Yet as Trump and Xi prepare to meet, the backdrop is hardly encouraging. Acrimony between the two sides disrupted this month’s Asia Pacific Economic Cooperation summit in Papua New Guinea. The 21 APEC countries, torn by differences between Beijing and Washington, failed to agree on a declaration on world trade for the first time in nearly three decades. Vice President Mike Pence and Xi sniped at each other in speeches.
Then last week, U.S. Trade Rep. Robert Lighthizer issued a report charging China’s efforts to steal U.S. trade secrets have “increased in frequency and sophistication” this year despite American sanctions.
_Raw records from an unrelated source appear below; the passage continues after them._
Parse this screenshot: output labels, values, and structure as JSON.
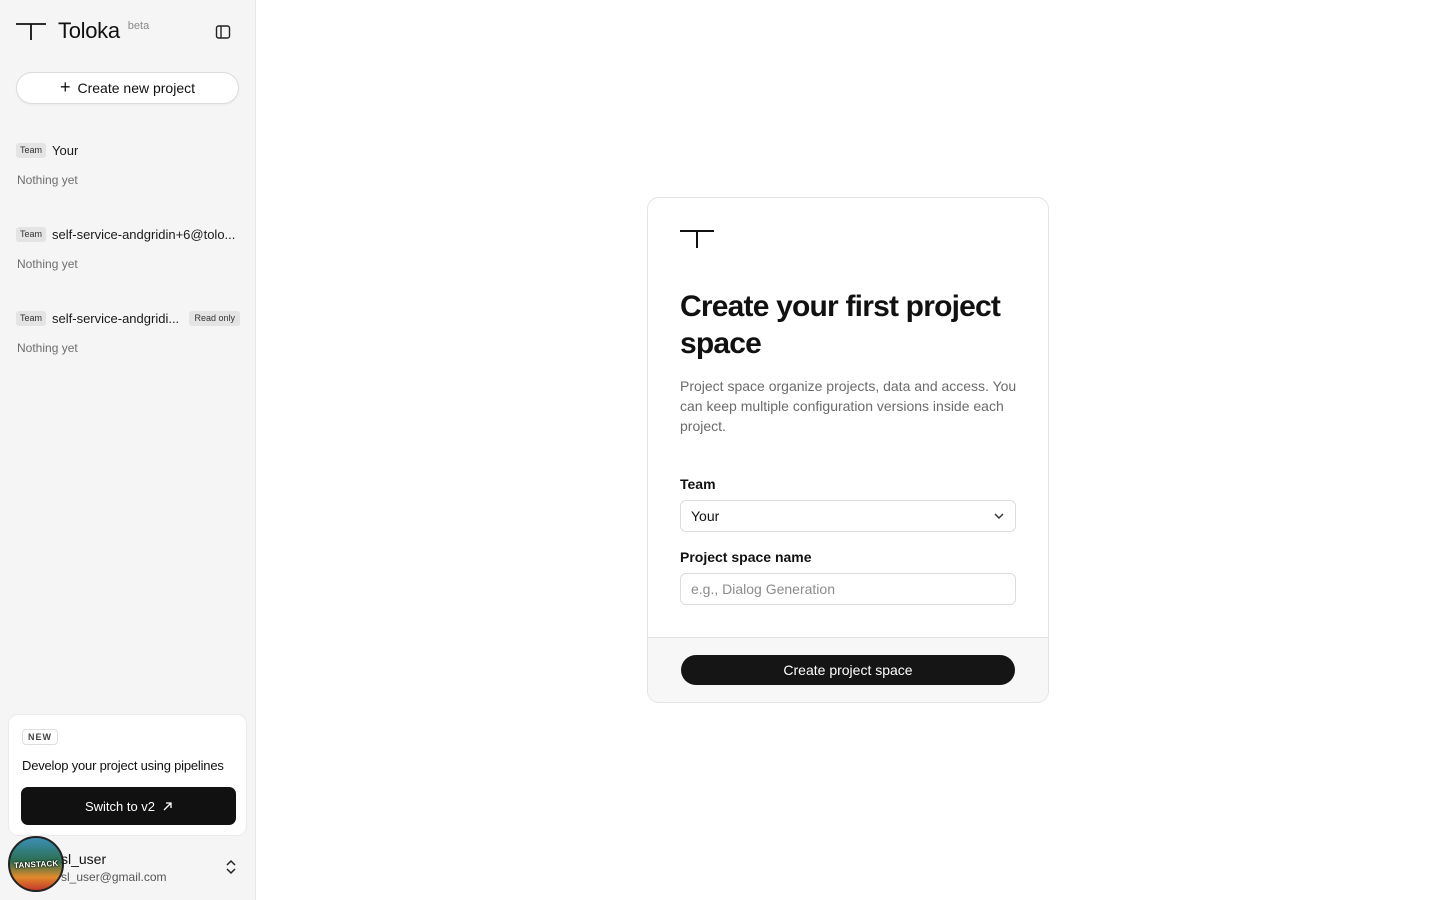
{
  "app": {
    "name": "Toloka",
    "badge": "beta"
  },
  "sidebar": {
    "new_project_label": "Create new project",
    "teams": [
      {
        "badge": "Team",
        "name": "Your",
        "status": "Nothing yet",
        "extra_badge": ""
      },
      {
        "badge": "Team",
        "name": "self-service-andgridin+6@tolo...",
        "status": "Nothing yet",
        "extra_badge": ""
      },
      {
        "badge": "Team",
        "name": "self-service-andgridi...",
        "status": "Nothing yet",
        "extra_badge": "Read only"
      }
    ],
    "promo": {
      "tag": "NEW",
      "title": "Develop your project using pipelines",
      "button_label": "Switch to v2",
      "button_icon": "arrow-up-right-icon"
    },
    "user": {
      "name": "sl_user",
      "email": "sl_user@gmail.com",
      "avatar_text": "TANSTACK"
    }
  },
  "card": {
    "title": "Create your first project space",
    "description": "Project space organize projects, data and access. You can keep multiple configuration versions inside each project.",
    "team_label": "Team",
    "team_value": "Your",
    "name_label": "Project space name",
    "name_placeholder": "e.g., Dialog Generation",
    "name_value": "",
    "submit_label": "Create project space"
  },
  "colors": {
    "sidebar_bg": "#f5f5f5",
    "primary": "#151515",
    "muted_text": "#6b6b6b"
  }
}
“China fundamentally has not altered its acts, policies, and practices related to technology transfer, intellectual property, and innovation, and indeed appears to have taken further unreasonable actions in recent months,” the report concluded.
The tenor of the report suggested that the United States would take a hard line into this week’s talks. In the meantime, “the amount of uncertainty is unprecedented and very disquieting to the markets,” said Allen of the U.S.-China Business Council.
Clouding the outlook is are mixed messages from the Trump administration itself. The White House appears divided between hawks like Trump’s trade adviser, Peter Navarro, and free traders like the top White House economic adviser, Larry Kudlow. On Nov. 9, Navarro delivered a combative speech suggesting that Trump didn’t care what Wall Street thought of his confrontational China policy.
Four days later, Kudlow went on CNBC and dismissed Navarro’s remarks as “way off base.”
“They were not authorized by anybody,” Kudlow said. “I actually think he did the president a great disservice.”
Regardless of which approach Trump takes to Buenos Aires, Trump and Xi don’t have to resolve their differences this week. A cease-fire that suspends any further escalation of the U.S. tariffs wouldn’t be unprecedented. The administration and the European Union, for instance, reached a truce last summer that suspended threatened U.S. tariffs on European auto imports.
“My personal guess — and I’m sticking my neck out here — is that there will be some kind of cease-fire agreed to,” said Matthew Goodman, a senior adviser on Asian economics at the Center for Strategic and International Studies.
Goodman noted that Trump appears concerned about tumbling stock prices, and Xi is contending with a decelerating Chinese economy. A truce would bring at least a temporary calm.
“No one is expecting they will come out with a solid agreement,” said Quincy Krosby, chief market strategist at Prudential Financial. “What the market wants — what the market needs — is a sense that they are negotiating and that the negotiations will continue.”
AP Business Writer Alex Veiga in Los Angeles contributed to this report.